Australia has seen some significant hardships in recent times. From the lingering drought, to a raging fire season, recent flooding and now the spread of COVID-19, there has been a true test of resilience on the spirits of many.

Now as businesses brace for the impact of the coronavirus the most critical action that can be taken is immediately plan ahead and design practical activities to prepare for a rapid slowdown in operations. That plan will necessitate honest conversations with stakeholders.

Here are some suggestions on how to get started.

1. Cashflow Forecast and Working Capital:
Construct a new rolling 13 week cashflow forecast based on conservative assumptions.
What working capital do you have at your disposal, it might be time to consider an invoice finance facility?

2. Clients/Debtors:
You should be talking to every one of your clients and confirm your ability to continue service to them and seek their commitment to payment of every invoice on time. Perhaps even seek early payment at a discount as a once off. This is the time to review your client database and look to develop marketing to attract new business from old business to broaden the current client base.

3. Suppliers:
You should be talking to your suppliers about their ongoing supply to you and the amounts owing to them. Negotiation of payment of their invoices for a longer period could be possible and alternative channels of supply should be investigated as a contingency.

4. Creditors:
Businesses with equipment finance in place should be talking to the financiers about a moratorium of payments for a short term of say 3 months (or interest only). Finance companies fear having to liquidate assets under contract as the returns are often at a loss and showing faith to customers can pay big dividends to them when the client comes back to them in the future.

5. Employees:
Depending on the size of your workforce, a high level conversation about plans to be put in place with the team would be ideal. You will be relying on the team to deliver through some tight times. In small business, the team sees and feels when things are going wrong and they may become fearful for their jobs. Leave without pay may be appropriate so too may be working at 50% capacity.

6. Tax Office:
The tax office is open to discuss proposals for repayment of tax debt and has recently provided extended periods for lodgements due to the recent fires in certain regions and would likely be sympathetic to requests. The tax office may require you to produce financial statements and have an understanding of what you can afford to pay if you need instalment payments to be agreed.

7. Bank:
You may need to approach your bank about your financial situation at some point particularly if you consider an extension of lending.

There will be nuance to each of the above conversations however the best result for you is to receive payments when due and extend payments to be made to you in the short term.
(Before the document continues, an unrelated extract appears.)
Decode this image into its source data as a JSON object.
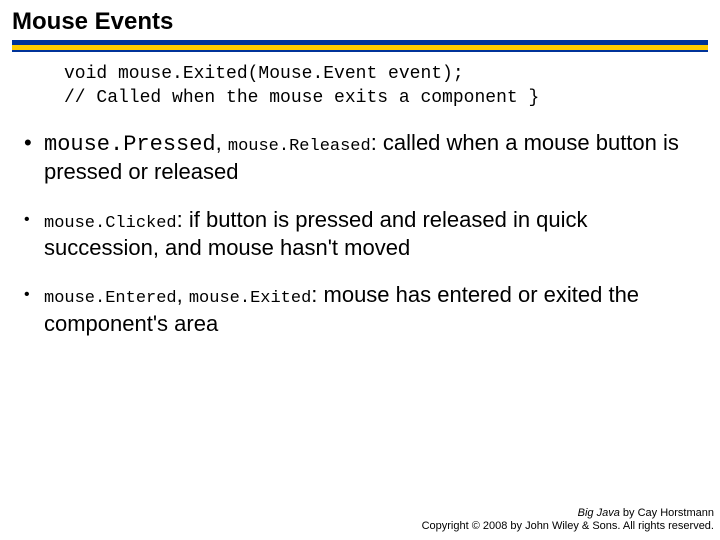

There is likely to be a mixture of results which you input into your cashflow forecast.

In the longer term, new clients, different supply chains and new sources of working capital may turn disruption into opportunity.
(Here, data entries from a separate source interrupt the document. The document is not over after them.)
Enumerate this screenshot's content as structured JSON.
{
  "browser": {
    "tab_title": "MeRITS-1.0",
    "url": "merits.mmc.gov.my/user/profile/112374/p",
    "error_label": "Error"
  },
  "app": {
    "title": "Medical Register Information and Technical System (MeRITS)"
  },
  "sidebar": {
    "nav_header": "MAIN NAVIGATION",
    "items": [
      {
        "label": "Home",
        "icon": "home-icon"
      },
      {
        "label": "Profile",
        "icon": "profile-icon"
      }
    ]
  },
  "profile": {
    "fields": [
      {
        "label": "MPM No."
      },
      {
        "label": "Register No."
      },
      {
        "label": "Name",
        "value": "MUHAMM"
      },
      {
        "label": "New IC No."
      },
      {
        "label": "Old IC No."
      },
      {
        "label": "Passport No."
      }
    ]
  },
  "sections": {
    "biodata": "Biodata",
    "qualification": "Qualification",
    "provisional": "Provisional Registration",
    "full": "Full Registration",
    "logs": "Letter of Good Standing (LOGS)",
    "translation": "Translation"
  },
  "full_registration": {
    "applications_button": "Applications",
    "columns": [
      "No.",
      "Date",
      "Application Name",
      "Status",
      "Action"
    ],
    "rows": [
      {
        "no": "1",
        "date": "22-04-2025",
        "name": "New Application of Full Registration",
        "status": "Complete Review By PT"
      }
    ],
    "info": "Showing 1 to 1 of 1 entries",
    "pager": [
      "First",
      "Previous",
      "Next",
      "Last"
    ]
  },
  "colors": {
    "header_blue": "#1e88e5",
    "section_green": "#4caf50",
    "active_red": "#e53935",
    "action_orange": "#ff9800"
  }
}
These conditions are when a turnaround strategy and/or safe harbour protection are critical, advice from a specialist is recommended.

Should you be interested in how your business shapes up right now, our partners at 888x have developed an obligation free Business Review of financial and non-financial data which takes 30 minutes to complete and you will receive a comprehensive report with metrics and dashboard performance ratings with commentary.

To complete your Business Review today, visit: or reach out to .

Alternatively, if you would like to chat about working capital management within your business, get in touch with ScotPac today.